Walensky & Paltiel (W&P) model alternative strategies and combinations of strategies for the Republic of South Africa (RSA) and Cote d’Ivoire (CI) to determine which would offer the maximum budgetary return for each year of life lost. Strategies include ‘no new ART’, ‘reduced HIV testing and linking to care’, ‘ART eligibility at a lower CD4 count’, etc.; but all presuppose that commitments to those currently in ART care will be maintained. If scale-back is unavoidable, then it matters how those cuts are implemented; certain combinations of strategies, the authors claim, achieve synergies between strategies such that their combination produces budgetary savings that are greater, per year of life lost, than the total of the two strategies considered separately – for example, ‘late presentation’ and ‘reduced retention’ in RSA. However, ‘no new ART’ turns out to be the strategy that delivers the greatest budgetary savings in an ‘efficient’ manner.
It is hard to gauge the tone of these recommendations – which sound more like a ‘wake-up call’ to the US government than a sober proposal for scale-backs in sub-Saharan countries. Certainly this is not an argument for the long-term cost-effectiveness of any policy for scale-backs, since any short-term savings, they claim, will soon be overtaken by the downstream economic costs of increased HIV transmissions. And even the maximum of savings achievable by these strategies turns out not to exceed 30% of present expenditure. The most efficient alternatives for achieving cuts of 10%-20% will achieve c.$900 and c.$600-900 per every year of life lost in RSA and CI respectively.

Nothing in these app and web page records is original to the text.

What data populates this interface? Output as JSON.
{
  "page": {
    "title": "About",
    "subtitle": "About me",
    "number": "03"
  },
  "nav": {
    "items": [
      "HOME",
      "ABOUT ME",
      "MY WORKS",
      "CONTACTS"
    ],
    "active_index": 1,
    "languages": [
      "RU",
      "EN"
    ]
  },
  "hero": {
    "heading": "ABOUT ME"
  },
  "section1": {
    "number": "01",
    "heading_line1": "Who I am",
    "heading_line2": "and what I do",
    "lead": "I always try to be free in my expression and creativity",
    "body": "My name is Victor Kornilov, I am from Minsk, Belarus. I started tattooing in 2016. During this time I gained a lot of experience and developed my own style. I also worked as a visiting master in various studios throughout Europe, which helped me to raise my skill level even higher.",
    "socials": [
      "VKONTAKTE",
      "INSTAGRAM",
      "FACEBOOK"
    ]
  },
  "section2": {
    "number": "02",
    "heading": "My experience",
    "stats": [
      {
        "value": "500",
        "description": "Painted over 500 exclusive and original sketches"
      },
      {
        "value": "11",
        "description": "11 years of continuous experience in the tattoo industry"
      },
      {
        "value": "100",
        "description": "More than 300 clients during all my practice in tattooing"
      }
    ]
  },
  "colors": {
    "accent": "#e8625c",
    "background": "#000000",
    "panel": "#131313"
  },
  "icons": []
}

In practice, however, it is hard to imagine the necessary cut-backs being achieved in so transparent and rational a manner. At all events, the effect of US cuts to HIV programmes will be presumably be more keenly felt – and will harder to make up for from other (e.g. local) resources – where the proportion of the national HIV budget funded by the US is higher. So, in CI, for example, where 90% of HIV spending comes from international sources, a 10% cut in PEPFAR (President’s Emergency Plan for AIDS Relief) funding would result in a 9% reduction in HIV spending, whereas, in RSA, where most of the funding is self-financed, it would represent a reduction of only 2%. It remains the case, however, that, in absolute terms, that 2% of spending in the RSA is worth $40 million, or double the $20 million saved by the 9% of savings in the CI.